(YOUR ASSIGNMENT): Repeat the records exactly as given. Do not include the pictures.

(DATASET RECORDS):
************

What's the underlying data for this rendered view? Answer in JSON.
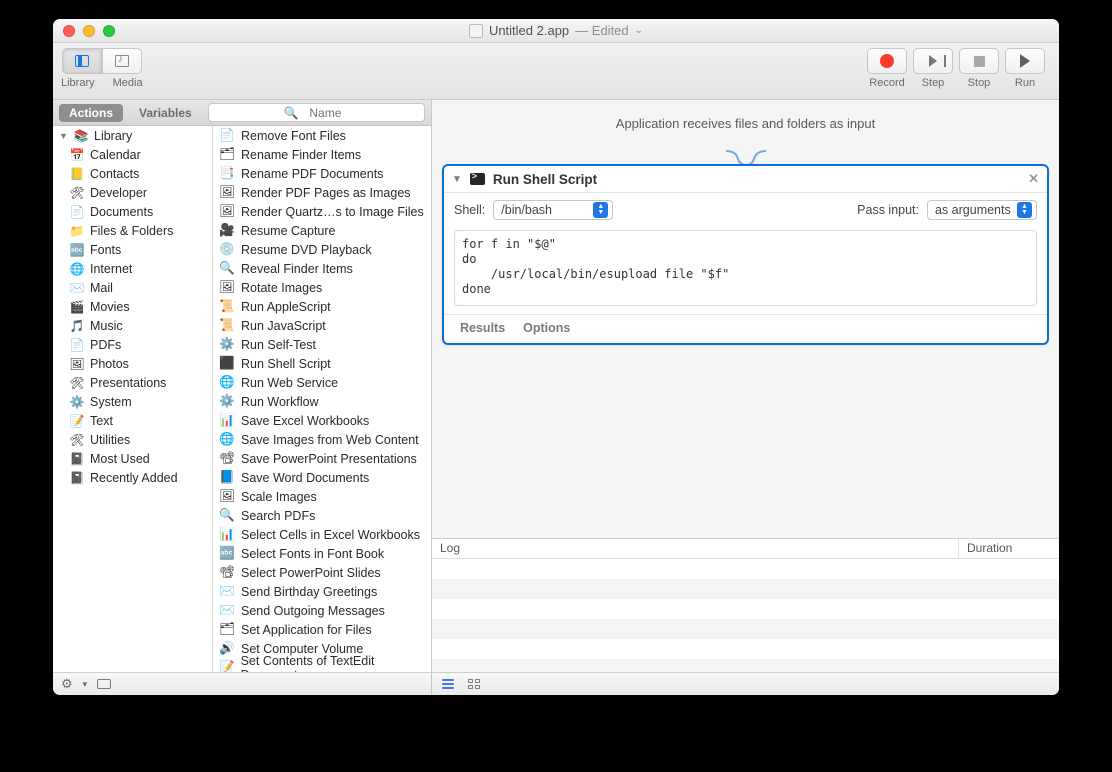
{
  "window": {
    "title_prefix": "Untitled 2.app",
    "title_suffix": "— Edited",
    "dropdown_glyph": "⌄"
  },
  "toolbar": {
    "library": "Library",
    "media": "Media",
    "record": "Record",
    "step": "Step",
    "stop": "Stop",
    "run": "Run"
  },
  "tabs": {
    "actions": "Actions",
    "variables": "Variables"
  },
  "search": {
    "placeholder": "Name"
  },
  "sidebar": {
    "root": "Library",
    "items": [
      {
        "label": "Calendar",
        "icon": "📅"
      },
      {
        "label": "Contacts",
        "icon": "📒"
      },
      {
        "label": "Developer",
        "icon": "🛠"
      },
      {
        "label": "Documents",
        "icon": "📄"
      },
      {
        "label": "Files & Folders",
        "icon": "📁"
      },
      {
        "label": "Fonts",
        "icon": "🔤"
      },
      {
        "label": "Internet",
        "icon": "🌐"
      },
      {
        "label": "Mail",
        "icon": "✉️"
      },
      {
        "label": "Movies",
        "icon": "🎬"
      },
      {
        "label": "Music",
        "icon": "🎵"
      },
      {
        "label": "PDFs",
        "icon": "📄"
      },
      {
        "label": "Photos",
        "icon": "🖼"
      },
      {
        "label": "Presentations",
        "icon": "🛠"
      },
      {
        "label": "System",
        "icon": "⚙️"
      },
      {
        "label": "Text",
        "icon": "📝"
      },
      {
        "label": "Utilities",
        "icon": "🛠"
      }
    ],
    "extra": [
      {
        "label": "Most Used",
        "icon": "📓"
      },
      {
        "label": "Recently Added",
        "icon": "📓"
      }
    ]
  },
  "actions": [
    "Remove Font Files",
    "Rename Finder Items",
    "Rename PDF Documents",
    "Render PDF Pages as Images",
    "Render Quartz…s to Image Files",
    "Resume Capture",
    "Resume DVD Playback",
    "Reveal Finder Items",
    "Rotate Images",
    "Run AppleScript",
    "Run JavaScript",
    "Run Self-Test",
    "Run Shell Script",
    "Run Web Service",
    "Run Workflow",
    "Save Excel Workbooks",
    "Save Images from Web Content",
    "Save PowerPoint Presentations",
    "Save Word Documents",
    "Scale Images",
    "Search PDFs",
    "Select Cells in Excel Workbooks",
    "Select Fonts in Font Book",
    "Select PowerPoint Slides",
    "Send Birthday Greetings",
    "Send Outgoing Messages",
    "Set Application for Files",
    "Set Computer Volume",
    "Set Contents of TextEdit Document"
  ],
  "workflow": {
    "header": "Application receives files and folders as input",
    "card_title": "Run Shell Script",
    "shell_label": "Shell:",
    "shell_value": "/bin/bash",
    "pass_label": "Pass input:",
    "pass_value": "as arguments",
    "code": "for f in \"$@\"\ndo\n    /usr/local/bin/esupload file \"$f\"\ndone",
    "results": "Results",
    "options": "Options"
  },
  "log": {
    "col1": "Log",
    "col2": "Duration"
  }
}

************

(WRITTEN RESPONSE):
What's the underlying data for this rendered view? Answer in JSON.
{
  "window": {
    "title_prefix": "Untitled 2.app",
    "title_suffix": "— Edited",
    "dropdown_glyph": "⌄"
  },
  "toolbar": {
    "library": "Library",
    "media": "Media",
    "record": "Record",
    "step": "Step",
    "stop": "Stop",
    "run": "Run"
  },
  "tabs": {
    "actions": "Actions",
    "variables": "Variables"
  },
  "search": {
    "placeholder": "Name"
  },
  "sidebar": {
    "root": "Library",
    "items": [
      {
        "label": "Calendar",
        "icon": "📅"
      },
      {
        "label": "Contacts",
        "icon": "📒"
      },
      {
        "label": "Developer",
        "icon": "🛠"
      },
      {
        "label": "Documents",
        "icon": "📄"
      },
      {
        "label": "Files & Folders",
        "icon": "📁"
      },
      {
        "label": "Fonts",
        "icon": "🔤"
      },
      {
        "label": "Internet",
        "icon": "🌐"
      },
      {
        "label": "Mail",
        "icon": "✉️"
      },
      {
        "label": "Movies",
        "icon": "🎬"
      },
      {
        "label": "Music",
        "icon": "🎵"
      },
      {
        "label": "PDFs",
        "icon": "📄"
      },
      {
        "label": "Photos",
        "icon": "🖼"
      },
      {
        "label": "Presentations",
        "icon": "🛠"
      },
      {
        "label": "System",
        "icon": "⚙️"
      },
      {
        "label": "Text",
        "icon": "📝"
      },
      {
        "label": "Utilities",
        "icon": "🛠"
      }
    ],
    "extra": [
      {
        "label": "Most Used",
        "icon": "📓"
      },
      {
        "label": "Recently Added",
        "icon": "📓"
      }
    ]
  },
  "actions": [
    "Remove Font Files",
    "Rename Finder Items",
    "Rename PDF Documents",
    "Render PDF Pages as Images",
    "Render Quartz…s to Image Files",
    "Resume Capture",
    "Resume DVD Playback",
    "Reveal Finder Items",
    "Rotate Images",
    "Run AppleScript",
    "Run JavaScript",
    "Run Self-Test",
    "Run Shell Script",
    "Run Web Service",
    "Run Workflow",
    "Save Excel Workbooks",
    "Save Images from Web Content",
    "Save PowerPoint Presentations",
    "Save Word Documents",
    "Scale Images",
    "Search PDFs",
    "Select Cells in Excel Workbooks",
    "Select Fonts in Font Book",
    "Select PowerPoint Slides",
    "Send Birthday Greetings",
    "Send Outgoing Messages",
    "Set Application for Files",
    "Set Computer Volume",
    "Set Contents of TextEdit Document"
  ],
  "workflow": {
    "header": "Application receives files and folders as input",
    "card_title": "Run Shell Script",
    "shell_label": "Shell:",
    "shell_value": "/bin/bash",
    "pass_label": "Pass input:",
    "pass_value": "as arguments",
    "code": "for f in \"$@\"\ndo\n    /usr/local/bin/esupload file \"$f\"\ndone",
    "results": "Results",
    "options": "Options"
  },
  "log": {
    "col1": "Log",
    "col2": "Duration"
  }
}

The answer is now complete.